Posted: 6:04 p.m. Monday, July 1, 2013
Old-fashioned email is still the best bet for attracting new customers. In fact, you'll catch more customers with email than on social media. Here's why it works.
So what if your emails wind up in prospective customers' spam folder? That's no reason to give up on the marketing strategy, reports Custora, a predictive analytics platform for e-commerce retailers.
In fact, customer acquisition via email has quadrupled over the last four years, leaving social media platforms like Facebook in the dust.
In examining the percentage of customers acquired via different marketing channels from 2009 to 2013, Custora found email marketing went from attracting 0.88 percent of customers in 2009 to attracting 6.84 percent in 2013.
Facebook, which drew less than 0.01 percent of customers in 2009, now draws 0.17 percent of customers -- not even a quarter of what email garnered five years ago. As for Twitter, the microblogging platform draws less than 0.01 percent of customers.
The rise of email as a successful marketing tool could be attributed to the fact that not all of Custora's clients use social media to lure their customers, says Aaron Goodman, lead data scientist at Custora. In fact, in a study conducted last year, Forrester Research found social media accounts for only one percent of sales.
What's interesting is how valuable a customer might be based on how they discovered a brand. Custora bases that value on the profit a company is likely to derive from a customer during the course of their relationship.
"Customers who are acquired through Twitter are attracted to the promotions" often found in promoted tweets, says Goodman. In contrast, customers who willingly give their email to an online retailer are "more interested in the brand."
It's no surprise, then, that the value of a customer acquired by email is 12 percentage points above average and the value of a customer acquired by Twitter is 23 percent below average.
The most valuable customers come through organic search, says Custora, accounting for 15.81 percent of customers, but those customers's value was 54 percentage points above average.

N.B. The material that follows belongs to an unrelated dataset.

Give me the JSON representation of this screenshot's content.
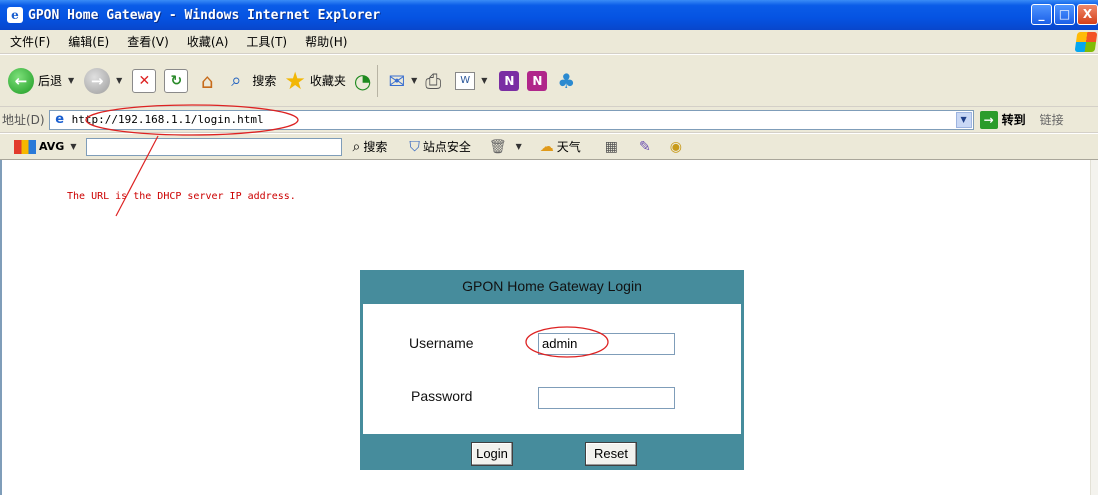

Custora evaluated data from 72 million customers from 86 U.S. retailers across 14 industries.